Dataset rows for apps and sites
· · · · ·
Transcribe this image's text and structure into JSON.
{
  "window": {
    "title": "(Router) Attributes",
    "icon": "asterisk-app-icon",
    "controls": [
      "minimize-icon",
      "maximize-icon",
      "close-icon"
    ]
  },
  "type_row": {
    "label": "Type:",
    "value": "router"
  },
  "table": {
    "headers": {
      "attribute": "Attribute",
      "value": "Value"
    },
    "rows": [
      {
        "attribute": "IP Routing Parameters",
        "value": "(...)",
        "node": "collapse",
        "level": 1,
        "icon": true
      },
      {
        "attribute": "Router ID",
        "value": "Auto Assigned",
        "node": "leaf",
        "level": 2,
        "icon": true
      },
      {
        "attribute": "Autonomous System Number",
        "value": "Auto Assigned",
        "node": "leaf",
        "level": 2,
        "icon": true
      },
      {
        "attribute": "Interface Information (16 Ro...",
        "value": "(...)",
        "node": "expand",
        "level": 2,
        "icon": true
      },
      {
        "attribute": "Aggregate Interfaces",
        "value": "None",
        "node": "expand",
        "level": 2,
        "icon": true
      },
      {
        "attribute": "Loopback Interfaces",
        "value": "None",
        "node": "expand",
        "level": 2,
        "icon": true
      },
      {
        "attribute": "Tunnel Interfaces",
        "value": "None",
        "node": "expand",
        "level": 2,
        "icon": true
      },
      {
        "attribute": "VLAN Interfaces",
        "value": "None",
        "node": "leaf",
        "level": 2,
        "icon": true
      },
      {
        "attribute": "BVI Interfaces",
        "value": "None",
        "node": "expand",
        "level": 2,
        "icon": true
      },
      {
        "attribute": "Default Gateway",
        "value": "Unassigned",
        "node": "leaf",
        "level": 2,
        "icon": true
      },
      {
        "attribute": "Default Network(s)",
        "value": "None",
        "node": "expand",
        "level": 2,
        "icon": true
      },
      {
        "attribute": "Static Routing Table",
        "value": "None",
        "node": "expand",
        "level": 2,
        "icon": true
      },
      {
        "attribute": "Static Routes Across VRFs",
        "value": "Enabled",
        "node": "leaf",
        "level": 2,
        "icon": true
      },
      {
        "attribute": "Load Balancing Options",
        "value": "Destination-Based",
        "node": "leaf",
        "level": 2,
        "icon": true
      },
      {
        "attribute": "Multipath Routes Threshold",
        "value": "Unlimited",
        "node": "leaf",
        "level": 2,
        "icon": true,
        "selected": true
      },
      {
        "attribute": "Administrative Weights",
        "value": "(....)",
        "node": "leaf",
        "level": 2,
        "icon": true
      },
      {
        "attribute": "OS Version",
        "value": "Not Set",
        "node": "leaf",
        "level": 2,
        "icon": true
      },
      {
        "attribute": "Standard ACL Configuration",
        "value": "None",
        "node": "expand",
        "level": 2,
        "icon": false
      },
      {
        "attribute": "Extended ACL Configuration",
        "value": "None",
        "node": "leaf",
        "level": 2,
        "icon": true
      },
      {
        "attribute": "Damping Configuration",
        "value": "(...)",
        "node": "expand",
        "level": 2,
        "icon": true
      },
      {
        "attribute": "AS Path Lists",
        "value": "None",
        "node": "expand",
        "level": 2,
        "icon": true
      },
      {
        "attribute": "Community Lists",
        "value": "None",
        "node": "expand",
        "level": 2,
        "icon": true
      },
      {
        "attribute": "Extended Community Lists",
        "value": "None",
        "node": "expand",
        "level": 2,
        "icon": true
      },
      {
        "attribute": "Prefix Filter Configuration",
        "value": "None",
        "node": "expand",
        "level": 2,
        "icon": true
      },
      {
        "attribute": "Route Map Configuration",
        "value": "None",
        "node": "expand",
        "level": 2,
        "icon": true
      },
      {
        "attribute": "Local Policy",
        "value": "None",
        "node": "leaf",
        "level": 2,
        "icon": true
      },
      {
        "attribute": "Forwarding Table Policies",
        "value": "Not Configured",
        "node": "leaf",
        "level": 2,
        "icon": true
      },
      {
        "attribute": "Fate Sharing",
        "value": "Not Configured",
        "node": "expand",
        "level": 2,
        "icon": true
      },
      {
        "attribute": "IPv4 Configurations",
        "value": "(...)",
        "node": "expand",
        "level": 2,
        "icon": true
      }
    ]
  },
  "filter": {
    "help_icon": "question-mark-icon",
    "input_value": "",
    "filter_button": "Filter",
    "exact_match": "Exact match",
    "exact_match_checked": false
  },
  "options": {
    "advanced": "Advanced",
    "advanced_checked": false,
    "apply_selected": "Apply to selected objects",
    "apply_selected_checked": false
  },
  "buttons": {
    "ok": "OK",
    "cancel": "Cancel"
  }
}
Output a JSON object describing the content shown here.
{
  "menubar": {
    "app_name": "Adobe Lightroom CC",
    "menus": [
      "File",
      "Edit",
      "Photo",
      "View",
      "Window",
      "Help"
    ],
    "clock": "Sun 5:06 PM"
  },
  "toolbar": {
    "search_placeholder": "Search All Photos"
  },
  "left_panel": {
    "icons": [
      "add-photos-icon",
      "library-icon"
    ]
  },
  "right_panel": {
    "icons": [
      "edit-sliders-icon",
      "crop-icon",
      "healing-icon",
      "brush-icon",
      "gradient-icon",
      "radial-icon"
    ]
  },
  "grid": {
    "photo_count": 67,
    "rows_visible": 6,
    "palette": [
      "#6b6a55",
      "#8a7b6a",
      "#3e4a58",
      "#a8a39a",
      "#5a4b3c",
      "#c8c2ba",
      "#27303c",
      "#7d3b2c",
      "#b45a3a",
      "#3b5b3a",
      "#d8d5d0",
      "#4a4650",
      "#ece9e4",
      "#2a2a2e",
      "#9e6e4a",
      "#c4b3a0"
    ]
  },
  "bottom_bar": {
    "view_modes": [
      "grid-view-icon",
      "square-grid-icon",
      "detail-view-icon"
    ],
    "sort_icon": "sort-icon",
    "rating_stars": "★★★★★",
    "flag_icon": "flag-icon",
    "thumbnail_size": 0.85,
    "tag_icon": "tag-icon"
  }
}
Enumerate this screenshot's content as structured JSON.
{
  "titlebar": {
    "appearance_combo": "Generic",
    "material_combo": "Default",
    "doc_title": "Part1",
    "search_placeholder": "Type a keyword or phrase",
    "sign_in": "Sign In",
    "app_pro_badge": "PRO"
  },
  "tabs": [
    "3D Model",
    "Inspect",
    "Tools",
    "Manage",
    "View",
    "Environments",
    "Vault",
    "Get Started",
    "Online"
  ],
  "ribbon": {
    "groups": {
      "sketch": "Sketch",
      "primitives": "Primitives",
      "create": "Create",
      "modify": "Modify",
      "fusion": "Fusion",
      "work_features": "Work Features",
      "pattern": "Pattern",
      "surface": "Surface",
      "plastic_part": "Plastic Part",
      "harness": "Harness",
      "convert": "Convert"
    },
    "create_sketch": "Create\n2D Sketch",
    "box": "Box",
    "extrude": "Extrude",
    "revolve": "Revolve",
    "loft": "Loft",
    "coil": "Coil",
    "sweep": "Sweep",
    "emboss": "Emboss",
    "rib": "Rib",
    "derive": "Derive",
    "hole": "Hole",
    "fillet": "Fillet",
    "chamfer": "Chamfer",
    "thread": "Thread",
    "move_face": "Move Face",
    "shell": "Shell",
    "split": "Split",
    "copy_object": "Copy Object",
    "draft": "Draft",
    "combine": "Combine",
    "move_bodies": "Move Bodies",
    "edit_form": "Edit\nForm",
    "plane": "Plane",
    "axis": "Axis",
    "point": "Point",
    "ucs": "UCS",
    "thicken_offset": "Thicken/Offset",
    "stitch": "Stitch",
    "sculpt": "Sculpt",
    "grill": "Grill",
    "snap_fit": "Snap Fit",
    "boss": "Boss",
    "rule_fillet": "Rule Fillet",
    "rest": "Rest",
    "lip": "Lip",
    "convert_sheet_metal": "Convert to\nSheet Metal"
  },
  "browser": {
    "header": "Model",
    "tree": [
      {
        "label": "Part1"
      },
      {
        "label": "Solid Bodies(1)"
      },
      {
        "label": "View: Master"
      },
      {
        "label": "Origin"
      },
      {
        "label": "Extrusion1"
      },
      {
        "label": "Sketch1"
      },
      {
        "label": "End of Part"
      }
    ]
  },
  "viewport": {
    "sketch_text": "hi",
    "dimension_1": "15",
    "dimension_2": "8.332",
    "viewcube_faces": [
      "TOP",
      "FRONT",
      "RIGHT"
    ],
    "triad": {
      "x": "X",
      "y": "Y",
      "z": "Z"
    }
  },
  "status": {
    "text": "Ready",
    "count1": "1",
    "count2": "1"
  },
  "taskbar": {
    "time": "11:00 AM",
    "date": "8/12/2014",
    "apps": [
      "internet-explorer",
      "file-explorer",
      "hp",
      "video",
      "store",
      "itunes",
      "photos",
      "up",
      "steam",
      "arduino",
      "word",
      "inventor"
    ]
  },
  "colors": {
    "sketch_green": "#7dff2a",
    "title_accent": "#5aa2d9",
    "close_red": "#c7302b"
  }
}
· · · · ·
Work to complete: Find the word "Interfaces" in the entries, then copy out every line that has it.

Task solution:
        "attribute": "Aggregate Interfaces",
        "attribute": "Loopback Interfaces",
        "attribute": "Tunnel Interfaces",
        "attribute": "VLAN Interfaces",
        "attribute": "BVI Interfaces",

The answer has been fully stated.